I haven’t posted anything since Monday because I moved my data from a self-hosted Nextcloud (the one at my home) to the Nextcloud-based service Storage Share by Hetzner (my cloud provider of choice). But why?

The reason for this and why I could not just move my data but had to do some intermediate steps, here:


On Tuesday, I wanted to copy some old photos I found on a Synology NAS (which is also located at home but not actually used) to my Nextcloud. From the Synology NAS, I could simply download them to my desktop via SFTP using Filezilla. But since Nextcloud only supports WebDAV (and I only learned about rclone later), I thought it would be best to copy the 1500 or so files directly to the server via SFTP, as that would probably be faster. Thought, done. But I couldn’t access the directory of Nextcloud directly with my SSH account and so I first uploaded the files to another directory and then copied them with sudo and rsync to the right directory.

But this last step somehow didn’t work as it should and suddenly I got error messages telling me something about “I/O error” and “read-only disk” and somehow nothing wanted to work anymore. A reboot didn’t work either, because the device didn’t want to boot at all. Conclusion: The file system on the 2TB-HDD from Seagate was broken.

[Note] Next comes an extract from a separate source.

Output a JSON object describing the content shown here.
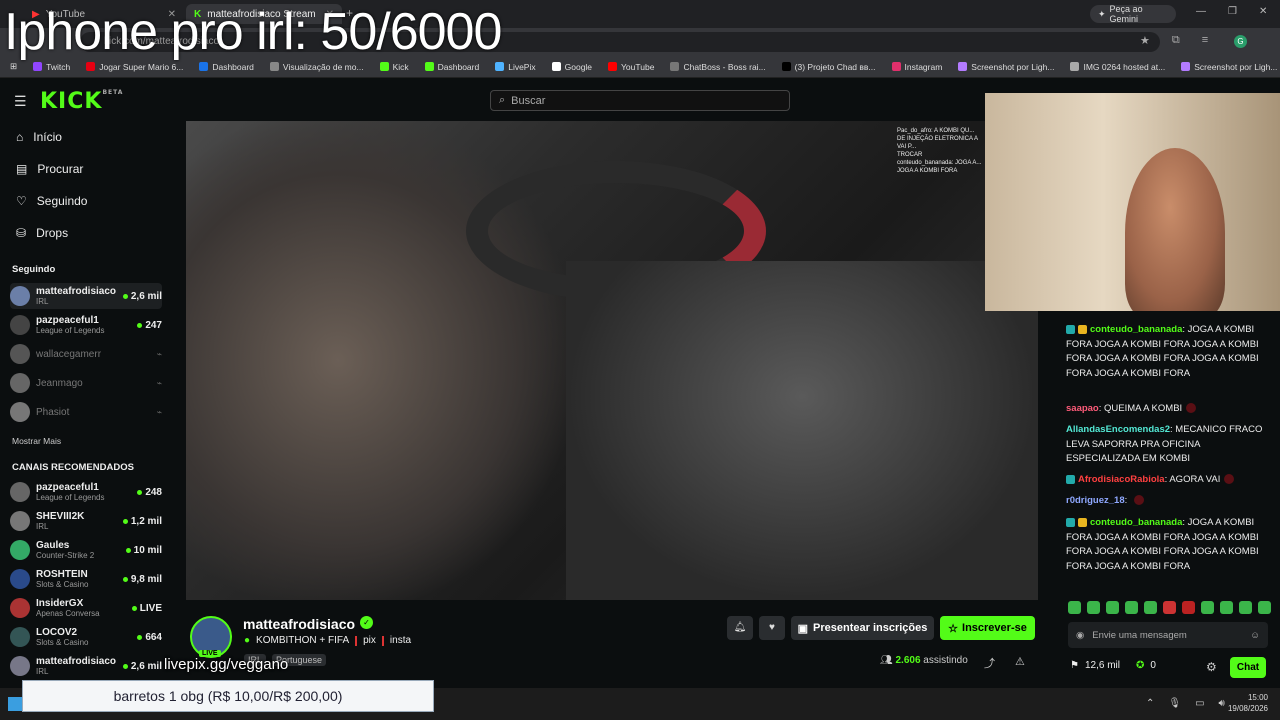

With some effort I got the device running again and tried to copy the files again, again it did not work. So don’t even try again but find another solution…

Since my self-hosted password manager Bitwarden (or bitwarden_rs) was also running on the same device, the first step was to restore the bitwarden_rs database using the backup and move it to one of my virtual servers (at Hetzner). Everything worked fine and the password manager could synchronize again.

When restoring the files, however, I seemed to have somehow broken the backup with restic (and resticker) (I got some weird errors), so I couldn’t simply restore my Nextcloud data as well. Too bad. But now comes my great luck. On Monday I switched the backup storage from Backblaze B2 to Scaleway, but left the data at B2, which means I still had a backup from Monday. Yay!

However, since my fear of another hardware or software failure was too great and I’ve heard good things about Hetzner’s Storage Share, I thought I’d better let pros manage the infrastructure for my Nextcloud in the future and move my files into the cloud.

For this purpose I temporarily created a powerful VPS with several large volumes attached, made a snapshot of the B2 bucket with the backup (180 GB) and downloaded and unpacked the ZIP file of the snapshot to the VPS using the b2-CLI. Using restic I restored the complete last file state and copied all relevant files with rclone (an awesome tool!) to my Storage Share. Since I haven’t uploaded many new files to my old Nextcloud since Monday, it was no big loss to restore the backup. I found rclone while searching for a way to copy files via CLI using WebDAV. rclone is the rsync for a number of cloud providers and file transfer protocols.

I’m really grateful to myself for not yet having deleted the backup at B2. If I had done so, I would have irretrievably lost some photos I took from 2011 to 2012.

In the future I trust Hetzner to have built the hardware for the Storage Shares much more fail-safe than I had built my Nextcloud using an Odroid HC2 and a single HDD. Now I have to pay a few euros per month, but I can sleep well at night knowing that my files are not suddenly gone.

Why do I use Hetzner Storage Share instead of just Google Drive, OneDrive or Dropbox? I prefer to store my files with an European provider. Although there is a secret service in Germany that may read my data, the provider is not obligated to provide access to the NSA.

Tags:

Jan-Lukas Else
Interactions
You can also create an anonymous comment.